Government-subsidised food shops are overcrowded with people as prices of food and other essentials continued to increase, severely affecting people’s purchasing capacity.
Although subsidised shops are usually visited by the poor, the presence of middle class people is gradually increasing there.
Economists said that falling income coupled with soaring food prices forced the people to scramble for subsidised food.
Making life even more difficult for the people, the government from Thursday increased prices of subsidised sugar and edible oil by Tk 5 and Tk 10 a kilogram respectively.
A litre of soya bean oil now costs Tk 100, a kilogram of sugar Tk 55, a kilogram of red lentil Tk 55, a kilogram of onion Tk 20 and a kilogram of chickpeas at Tk 55 at subsidised shops operated by the Trading Corporation of Bangladesh.
‘Yet again the government makes it clear that it cares little about people,’ Bangladesh Institute of Development Studies professorial fellow M Asaduzzaman told New Age, reacting to the latest increase of subsidised food price.
Economists said that food prices usually shot up ahead of Ramadan as demands increase but the government should have taken special measures to keep the price under control amid the novel virus outbreak.

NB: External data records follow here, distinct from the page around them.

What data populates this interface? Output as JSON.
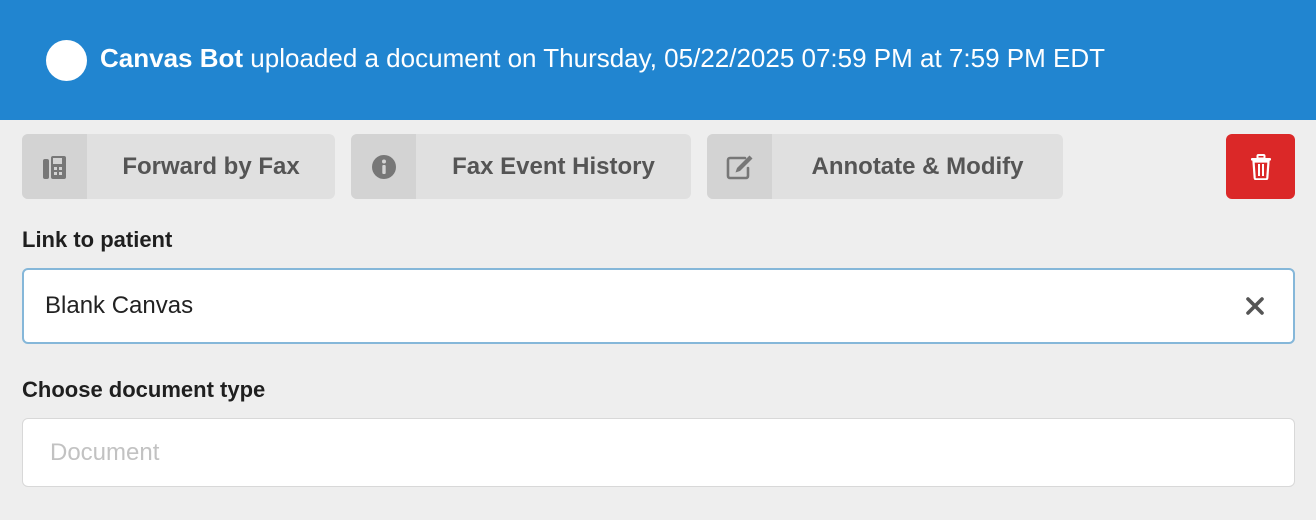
{
  "colors": {
    "accent": "#2185d0",
    "danger": "#db2828",
    "background": "#eeeeee"
  },
  "banner": {
    "actor": "Canvas Bot",
    "message": "uploaded a document on Thursday, 05/22/2025 07:59 PM at 7:59 PM EDT",
    "avatar_icon": "user-avatar-circle"
  },
  "toolbar": {
    "forward_fax": {
      "label": "Forward by Fax",
      "icon": "fax-icon"
    },
    "fax_history": {
      "label": "Fax Event History",
      "icon": "info-icon"
    },
    "annotate": {
      "label": "Annotate & Modify",
      "icon": "edit-icon"
    },
    "delete": {
      "icon": "trash-icon"
    }
  },
  "link_patient": {
    "label": "Link to patient",
    "value": "Blank Canvas",
    "clear_icon": "close-icon"
  },
  "document_type": {
    "label": "Choose document type",
    "placeholder": "Document",
    "value": ""
  }
}
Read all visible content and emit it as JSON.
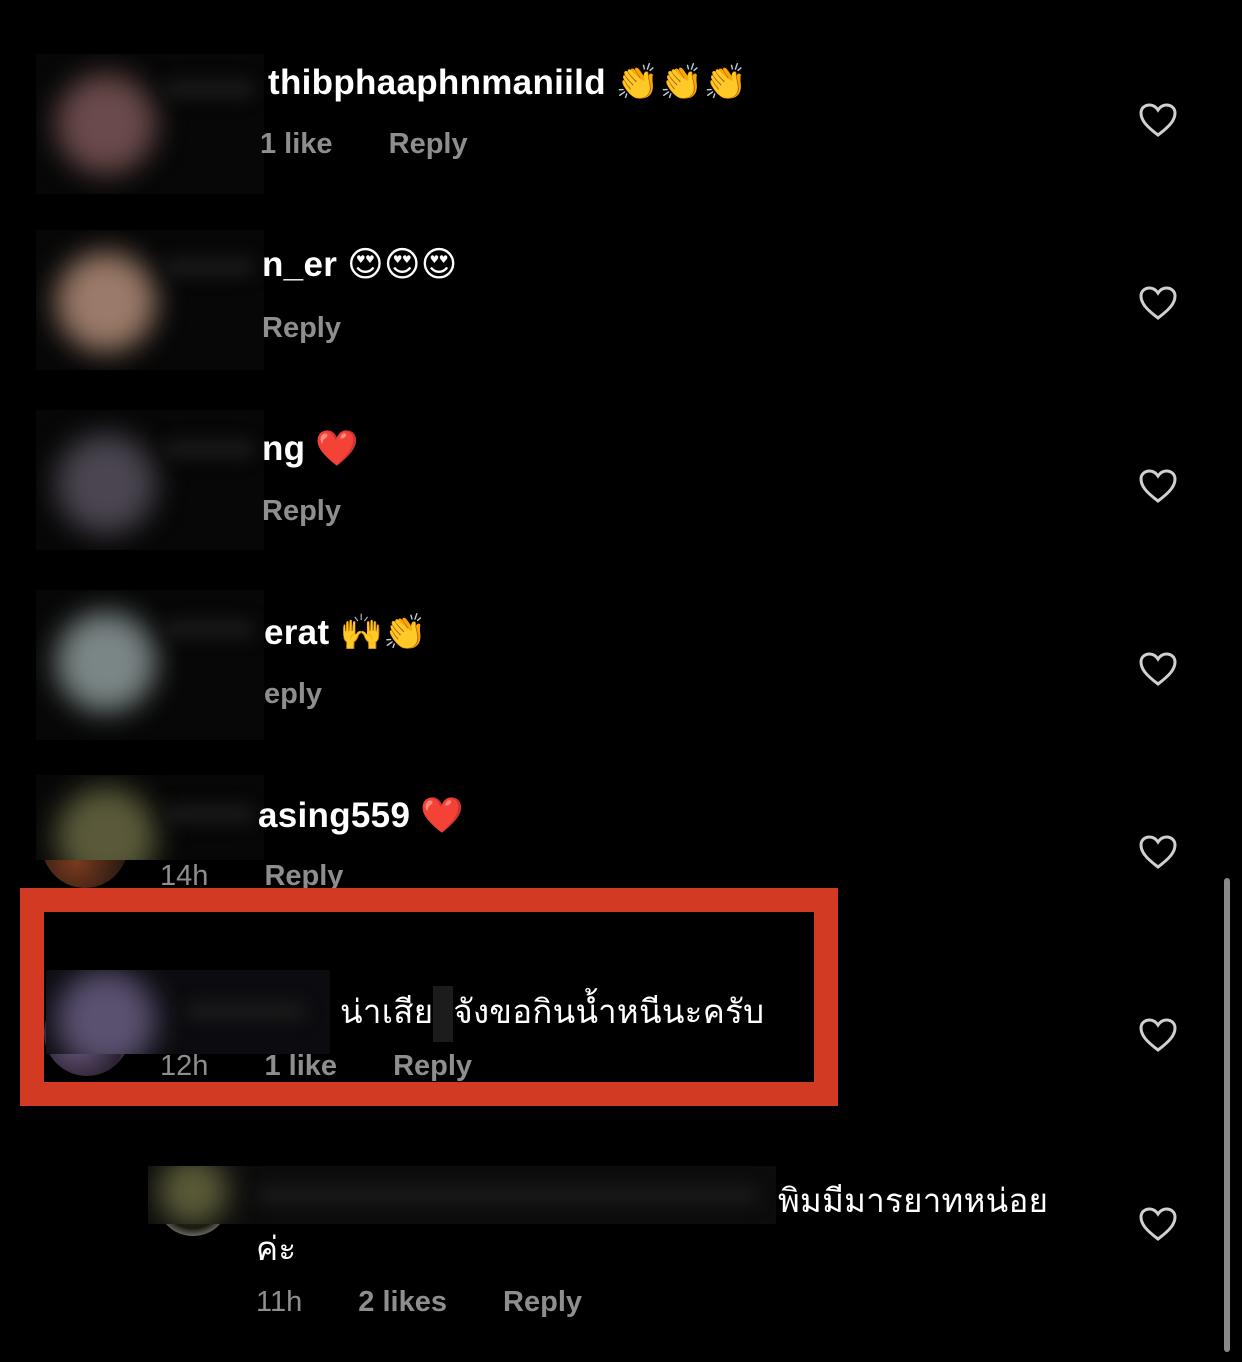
{
  "comments": [
    {
      "text": "thibphaaphnmaniild",
      "emoji": "👏👏👏",
      "time": "",
      "likes": "1 like",
      "reply": "Reply"
    },
    {
      "text": "n_er",
      "emoji": "😍😍😍",
      "time": "",
      "likes": "",
      "reply": "Reply"
    },
    {
      "text": "ng",
      "emoji": "❤️",
      "time": "",
      "likes": "",
      "reply": "Reply"
    },
    {
      "text": "erat",
      "emoji": "🙌👏",
      "time": "",
      "likes": "",
      "reply": "eply"
    },
    {
      "text": "asing559",
      "emoji": "❤️",
      "time": "14h",
      "likes": "",
      "reply": "Reply"
    },
    {
      "text_before": "น่าเสีย",
      "text_after": "จังขอกินน้ำหนีนะครับ",
      "time": "12h",
      "likes": "1 like",
      "reply": "Reply"
    },
    {
      "text_line1": "พิมมีมารยาทหน่อย",
      "text_line2": "ค่ะ",
      "time": "11h",
      "likes": "2 likes",
      "reply": "Reply"
    }
  ],
  "colors": {
    "background": "#000000",
    "text": "#ffffff",
    "meta": "#8e8e8e",
    "highlight_border": "#d23a24"
  },
  "icons": {
    "like": "heart-outline-icon"
  }
}
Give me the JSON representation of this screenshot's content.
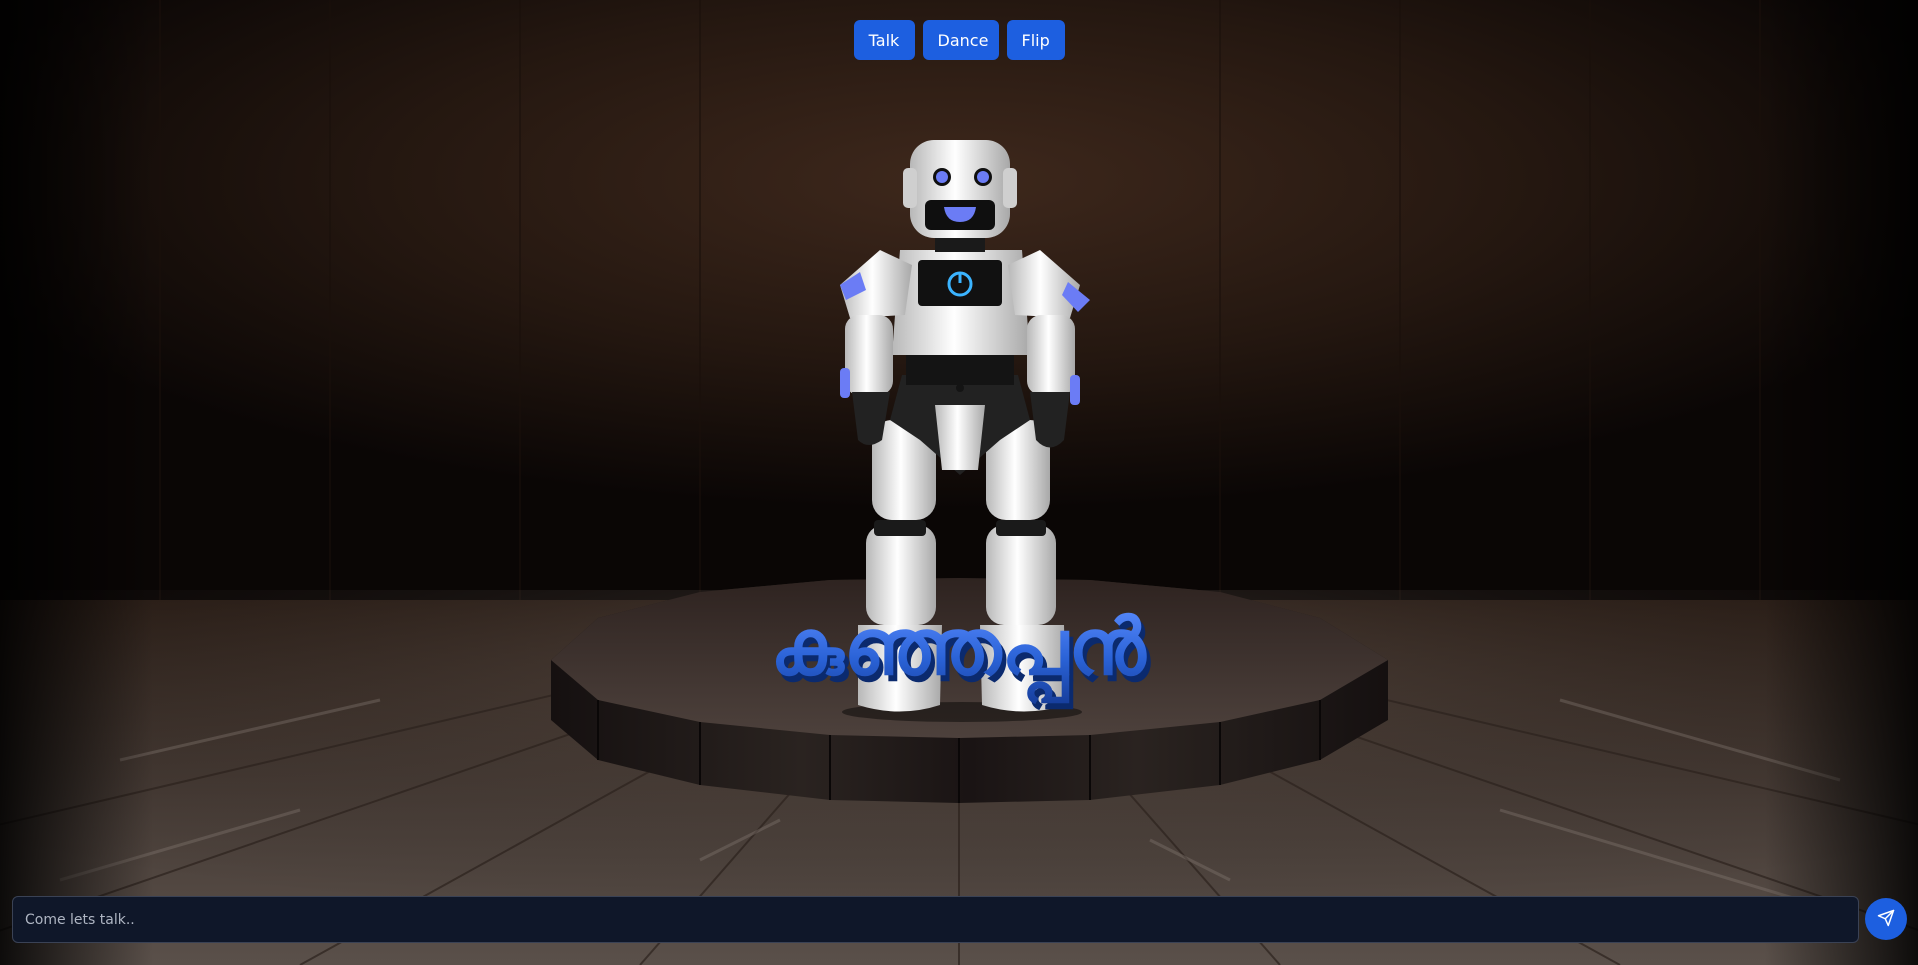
{
  "toolbar": {
    "buttons": [
      {
        "label": "Talk"
      },
      {
        "label": "Dance"
      },
      {
        "label": "Flip"
      }
    ]
  },
  "title_text": "കുഞ്ഞപ്പൻ",
  "chat": {
    "placeholder": "Come lets talk..",
    "value": ""
  },
  "icons": {
    "send": "send-icon"
  },
  "colors": {
    "accent": "#1d5fe0",
    "input_bg": "#0f1729",
    "robot_accent": "#6b7cf5",
    "title_blue": "#2a62d6"
  }
}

On April 1, coarse rice, flour, potato, edible oil, beef, chicken, sugar, packaged powder milk and condiments were costlier compared with their prices on the same day the year before.
Some of the items saw close to 50 per cent increase in price.
The current market price of a kilogram of coarse rice is Tk 48 while a kilogram of onion costs up to Tk 35, red lentil up to Tk 140, sugar Tk 70 and edible oil Tk 121, according to TCB.
People however may need to spend more depending on the market they are buying from as the price of onion was found selling at Tk 45 a kilogram at places while edible oil at Tk 140.
‘It seems as if the government does not know how hard life has become due to the health crisis.’ said Sheuly, a resident of Maddha Badda, referring to the increase in subsidized food price.
The supply of subsidised food was so inadequate that Sheuly returned empty-handed on most of the days she tried to buy essentials save for only two days in the month of March.
Economist MM Akash said that there must be many new faces in the crowd for the number of poor doubled following the first wave of the coronavirus infections.
‘Many more new faces are likely to join the crowd soon with the second wave of coronavirus outbreak unfolding,’ he said.
A total of 500 truck-mounted subsidised shops are operating six days a week except for public holidays across Bangladesh with each truck targeting to reach about 400 families with minimum 2 kilograms of each of the items.
Only 100 shops are operating in Dhaka where four million people live in slums in two Dhaka city corporations areas alone.
‘I need everything, and I am going to buy as much as I can,’ said Probhakor Mallick, when asked what he plans to buy at a subsidised shop in Tejgaon.
Probhakor was standing in a crowd where people hardly cared about social distancing and wearing masks.
Centre for Policy Dialogue distinguished fellow Professor Mustafizur Rahman said that increase in food price was the last thing people expected at this time of crisis.
‘Poor spend half of their income buying food. They get in deep trouble when food prices rise,’ he said.
TCB spokesperson Humayun Kabir said that they had to adjust prices keeping up with the market to prevent misuse of food.